Although I am (obviously) giddy with my newfound freedom, I can anticipate at least one big issue. July is a relatively slow month, and I can’t kid myself that it will stay this calm and under control. In fact, the chaos will probably resume as early as next week. So I predict that my biggest challenge will be overpromising. Just because I have these unbroken blocks of time to work with doesn’t mean I need to completely fill them. I have to watch my schedule closely and set realistic deadlines.

But two days in, I have to say am thrilled with my decision to finally take the leap to a freelance career. It took me 5 years and many baby steps to get here. I’m a little proud of what I have accomplished, a little anxious about how to proceed, and very excited about moving forward.

My Path to Freelance

I had lunch last week with a former fellow graduate student who wanted to pick my brain about freelance medical writing. It just so happened that she caught me at the point in my career path when I had finally decided it was time to go completely freelance, after years of doing both freelance and salaried work (first in med ed and then in healthcare comm). As many medical writers and editors will tell you, there’s no single path toward a career in medical writing. For me, there was trial and error, fits and starts, plans and revamped plans, trying a bit of this, and then that — it wasn’t pretty, but eventually I landed where I wanted to be.

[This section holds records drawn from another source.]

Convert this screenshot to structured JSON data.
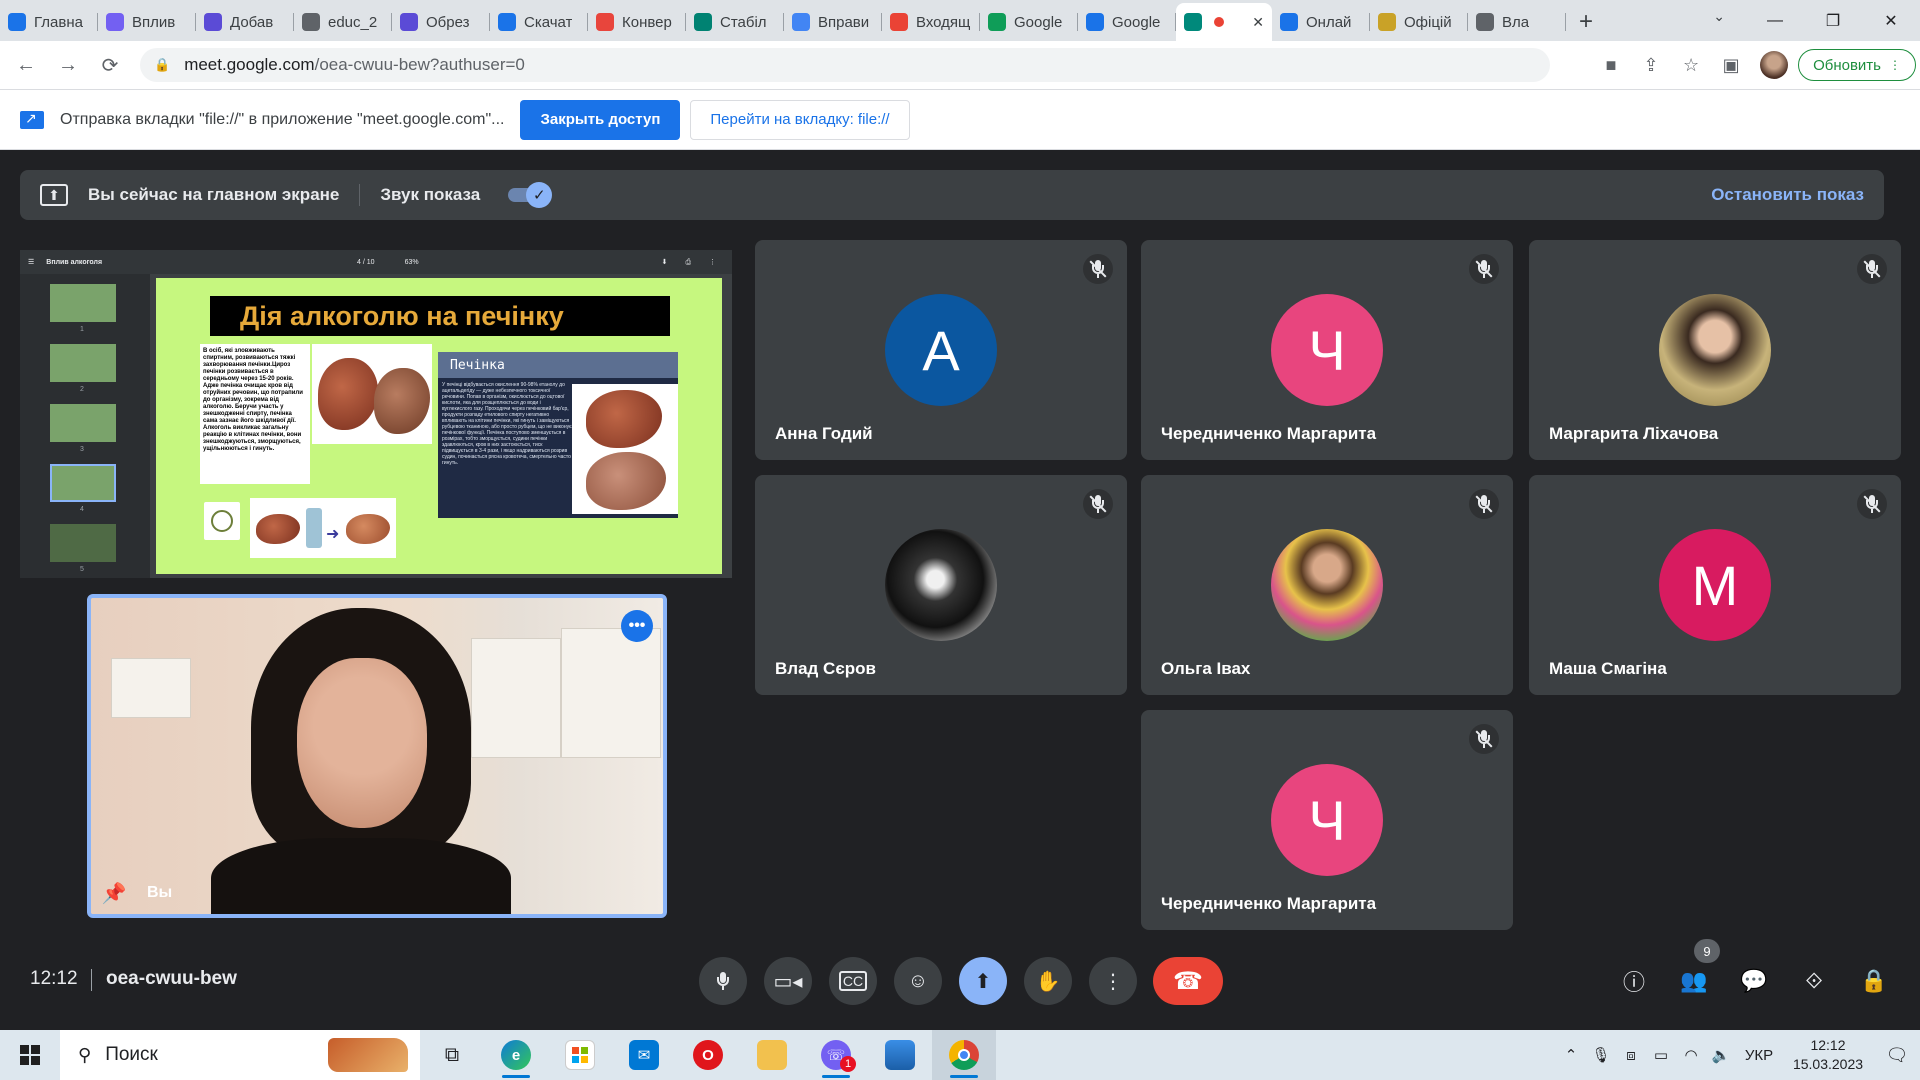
{
  "browser": {
    "tabs": [
      {
        "label": "Главна",
        "icon": "chrome-favicon",
        "color": "#1a73e8"
      },
      {
        "label": "Вплив",
        "icon": "viber-favicon",
        "color": "#7360f2"
      },
      {
        "label": "Добав",
        "icon": "shield-favicon",
        "color": "#5b4bd6"
      },
      {
        "label": "educ_2",
        "icon": "globe-favicon",
        "color": "#5f6368"
      },
      {
        "label": "Обрез",
        "icon": "shield-favicon",
        "color": "#5b4bd6"
      },
      {
        "label": "Скачат",
        "icon": "thumbs-favicon",
        "color": "#1a73e8"
      },
      {
        "label": "Конвер",
        "icon": "heart-favicon",
        "color": "#e8453c"
      },
      {
        "label": "Стабіл",
        "icon": "sway-favicon",
        "color": "#008272"
      },
      {
        "label": "Вправи",
        "icon": "a-favicon",
        "color": "#4285f4"
      },
      {
        "label": "Входящ",
        "icon": "gmail-favicon",
        "color": "#ea4335"
      },
      {
        "label": "Google",
        "icon": "classroom-favicon",
        "color": "#0f9d58"
      },
      {
        "label": "Google",
        "icon": "calendar-favicon",
        "color": "#1a73e8"
      },
      {
        "label": "",
        "icon": "meet-favicon",
        "color": "#00897b",
        "active": true
      },
      {
        "label": "Онлай",
        "icon": "o-favicon",
        "color": "#1a73e8"
      },
      {
        "label": "Офіцій",
        "icon": "crest-favicon",
        "color": "#c9a227"
      },
      {
        "label": "Вла",
        "icon": "globe-favicon",
        "color": "#5f6368"
      }
    ],
    "url_host": "meet.google.com",
    "url_path": "/oea-cwuu-bew?authuser=0",
    "update_label": "Обновить"
  },
  "infobar": {
    "message": "Отправка вкладки \"file://\" в приложение \"meet.google.com\"...",
    "stop_sharing_label": "Закрыть доступ",
    "switch_tab_label": "Перейти на вкладку: file://"
  },
  "presenting": {
    "status": "Вы сейчас на главном экране",
    "audio_label": "Звук показа",
    "audio_on": true,
    "stop_label": "Остановить показ"
  },
  "slide": {
    "viewer_title": "Вплив алкоголя",
    "page_indicator": "4 / 10",
    "zoom": "63%",
    "thumb_numbers": [
      "1",
      "2",
      "3",
      "4",
      "5"
    ],
    "title": "Дія алкоголю на печінку",
    "left_text": "В осіб, які зловживають спиртним, розвиваються тяжкі захворювання печінки.Цироз печінки розвивається в середньому через 15-20 років. Адже печінка очищає кров від отруйних речовин, що потрапили до організму, зокрема від алкоголю. Беручи участь у знешкодженні спирту, печінка сама зазнає його шкідливої дії. Алкоголь викликає загальну реакцію в клітинах печінки, вони знешкоджуються, зморщуються, ущільнюються і гинуть.",
    "panel_title": "Печінка",
    "panel_text": "У печінці відбувається окислення 90-98% етанолу до ацетальдегіду — дуже небезпечного токсичної речовини. Попав в організм, окислюється до оцтової кислоти, яка для розщеплюється до води і вуглекислого газу. Проходячи через печінковий бар'єр, продукти розпаду етилового спирту негативно впливають на клітини печінки, які гинуть і заміщуються рубцевою тканиною, або просто рубцем, що не виконує печінкової функції. Печінка поступово зменшується в розмірах, тобто зморщується, судини печінки здавлюються, кров в них застоюється, тиск підвищується в 3-4 рази, і якщо надриваються розрив судин, починається рясна кровотеча, смертельно часто гинуть."
  },
  "self_view": {
    "name": "Вы"
  },
  "participants": [
    {
      "name": "Анна Годий",
      "initial": "А",
      "color": "#0b57a0",
      "type": "initial",
      "muted": true
    },
    {
      "name": "Чередниченко Маргарита",
      "initial": "Ч",
      "color": "#e8457e",
      "type": "initial",
      "muted": true
    },
    {
      "name": "Маргарита Ліхачова",
      "initial": "",
      "color": "#8a7a4a",
      "type": "photo",
      "muted": true
    },
    {
      "name": "Влад Сєров",
      "initial": "",
      "color": "#1b1b1b",
      "type": "photo",
      "muted": true
    },
    {
      "name": "Ольга Івах",
      "initial": "",
      "color": "#b89a2a",
      "type": "photo",
      "muted": true
    },
    {
      "name": "Маша Смагіна",
      "initial": "М",
      "color": "#d81b60",
      "type": "initial",
      "muted": true
    },
    {
      "name": "Чередниченко Маргарита",
      "initial": "Ч",
      "color": "#e8457e",
      "type": "initial",
      "muted": true
    }
  ],
  "meeting": {
    "time": "12:12",
    "code": "oea-cwuu-bew",
    "participant_count": "9"
  },
  "taskbar": {
    "search_placeholder": "Поиск",
    "language": "УКР",
    "clock_time": "12:12",
    "clock_date": "15.03.2023",
    "viber_badge": "1"
  }
}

My journey to this point has been anything but smooth. There was always that 5-year plan in the background, but those 5 years were fraught with late nights, anxiety, self-doubt, interspersed with hopeful glimpses of what life could be like if I were to go completely freelance: long stretches of time to write, the ability to get up from the computer and go for a walk, the option to go grocery shopping at a reasonable hour. I knew I had to get there, but some days (and very late nights), it didn’t seem possible.

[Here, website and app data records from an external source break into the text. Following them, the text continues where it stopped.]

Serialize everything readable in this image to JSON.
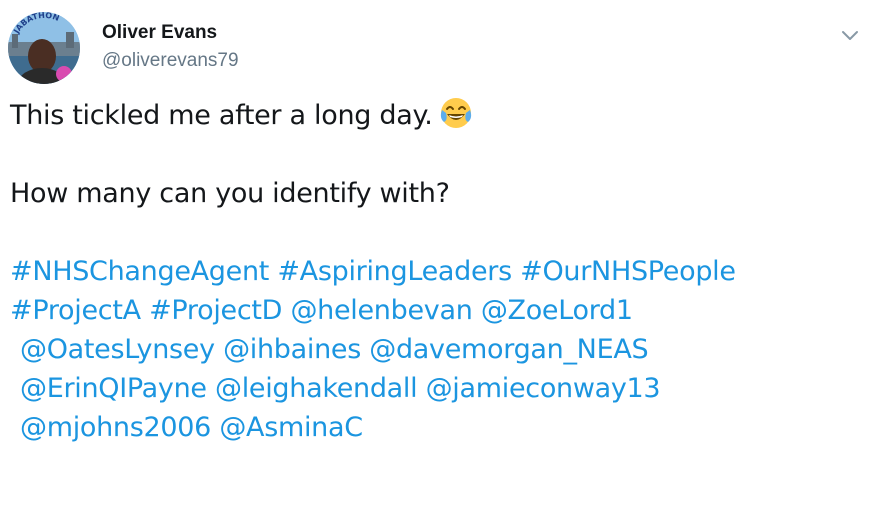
{
  "author": {
    "name": "Oliver Evans",
    "handle": "@oliverevans79",
    "avatar_badge_text": "JABATHON",
    "avatar_icon": "profile-photo"
  },
  "menu": {
    "icon": "chevron-down-icon"
  },
  "tweet": {
    "line1": "This tickled me after a long day.",
    "emoji": "face-with-tears-of-joy",
    "line2": "How many can you identify with?",
    "hashtags": [
      "#NHSChangeAgent",
      "#AspiringLeaders",
      "#OurNHSPeople",
      "#ProjectA",
      "#ProjectD"
    ],
    "mentions": [
      "@helenbevan",
      "@ZoeLord1",
      "@OatesLynsey",
      "@ihbaines",
      "@davemorgan_NEAS",
      "@ErinQIPayne",
      "@leighakendall",
      "@jamieconway13",
      "@mjohns2006",
      "@AsminaC"
    ]
  },
  "colors": {
    "link": "#1b95e0",
    "text": "#14171a",
    "muted": "#657786"
  }
}
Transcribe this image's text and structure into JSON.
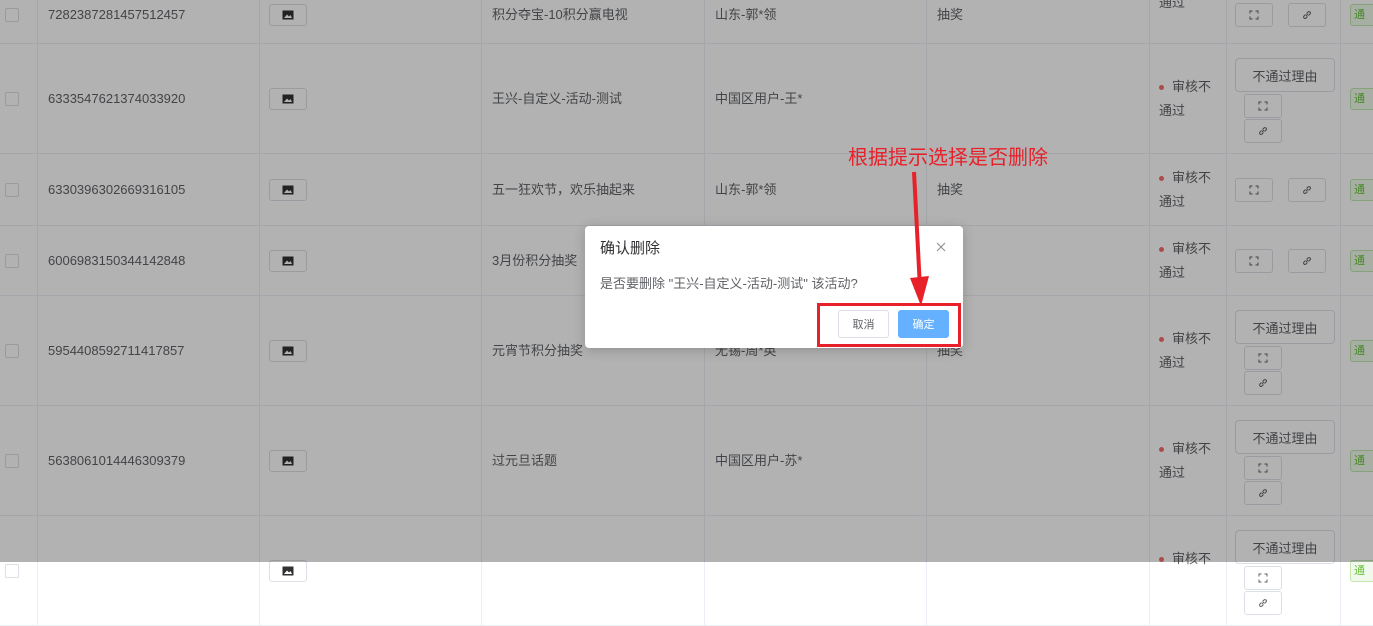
{
  "table": {
    "rows": [
      {
        "id": "7282387281457512457",
        "name": "积分夺宝-10积分赢电视",
        "creator": "山东-郭*领",
        "type": "抽奖",
        "status_line1": "",
        "status_line2": "通过",
        "has_reason": false
      },
      {
        "id": "6333547621374033920",
        "name": "王兴-自定义-活动-测试",
        "creator": "中国区用户-王*",
        "type": "",
        "status_line1": "审核不",
        "status_line2": "通过",
        "has_reason": true
      },
      {
        "id": "6330396302669316105",
        "name": "五一狂欢节，欢乐抽起来",
        "creator": "山东-郭*领",
        "type": "抽奖",
        "status_line1": "审核不",
        "status_line2": "通过",
        "has_reason": false
      },
      {
        "id": "6006983150344142848",
        "name": "3月份积分抽奖",
        "creator": "",
        "type": "",
        "status_line1": "审核不",
        "status_line2": "通过",
        "has_reason": false
      },
      {
        "id": "5954408592711417857",
        "name": "元宵节积分抽奖",
        "creator": "无锡-周*英",
        "type": "抽奖",
        "status_line1": "审核不",
        "status_line2": "通过",
        "has_reason": true
      },
      {
        "id": "5638061014446309379",
        "name": "过元旦话题",
        "creator": "中国区用户-苏*",
        "type": "",
        "status_line1": "审核不",
        "status_line2": "通过",
        "has_reason": true
      },
      {
        "id": "",
        "name": "",
        "creator": "",
        "type": "",
        "status_line1": "审核不",
        "status_line2": "",
        "has_reason": true
      }
    ],
    "reason_button_label": "不通过理由",
    "tag_label": "通"
  },
  "dialog": {
    "title": "确认删除",
    "message": "是否要删除 \"王兴-自定义-活动-测试\" 该活动?",
    "cancel_label": "取消",
    "confirm_label": "确定"
  },
  "annotation": {
    "text": "根据提示选择是否删除",
    "color": "#e8202a"
  },
  "colors": {
    "primary": "#66b1ff",
    "danger": "#f56c6c",
    "success": "#67c23a"
  }
}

At first, my freelance writing gig was truly a hobby. A way to keep one foot in academia after graduate school, as I ventured out into the world of medical writing. Then my freelance client list started to grow, and I was working almost every night on freelance, after working all day in the office. I trademarked my company name and became an LLC. I tried working as a copyeditor for a journal and as an author’s editor for non-native English speakers, and bid for jobs on those online freelancing sites.

But the turning point came last year with my Web presence. First I put up my company Web site, then last summer, I added a blog, a Facebook page, and a Twitter account. I started getting clients from other states, inquiries based on my blog posts, traffic from my LinkedIn page. Soon my freelance hobby had become more than 50% of my income.

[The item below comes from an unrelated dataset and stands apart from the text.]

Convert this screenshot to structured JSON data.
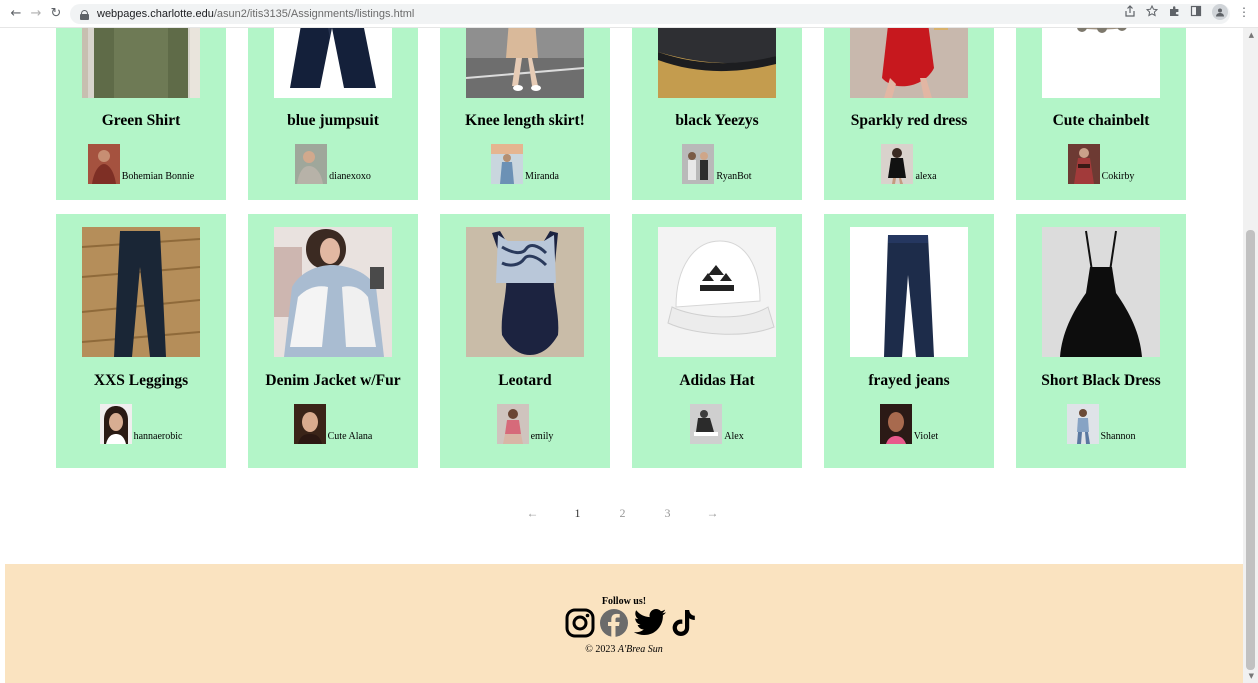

And then the epiphany that my particular background in bench science and academic writing, combined with my experience in med ed and promotional medical writing, made me particularly well suited to become a grantwriter/editor. Marketing science, linking science to health. Looking back, it was kind of a Duh! moment, but it really marked the point at which I could see my freelance career becoming a reality. Taking on my first contract client specifically for grantwriting earlier this year was the final test – if all went well, then it was time to strike out on my own. (Hint: it went well.)

As my freelance ramped up, my office work ramped down. It had to, there are not enough hours in the day or brain cells in my head. And I never wanted to get to that point were I was doing many things but not able to do any one thing particularly well. So first I went part-time at the office, and now I hope to keep my former employer as a client as I join their freelancer pool.

So here I am, about to embark on the next phase of my career path. I am certainly anxious, sad to leave my friends and co-workers (though I will see them from time to time, I hope), and freaked out that I am on my own and will succeed or fail based on my own decisions and abilities. But I am also excited, relieved, and just a tad proud that I have made it this far. I’ll keep everyone posted on my continued journey…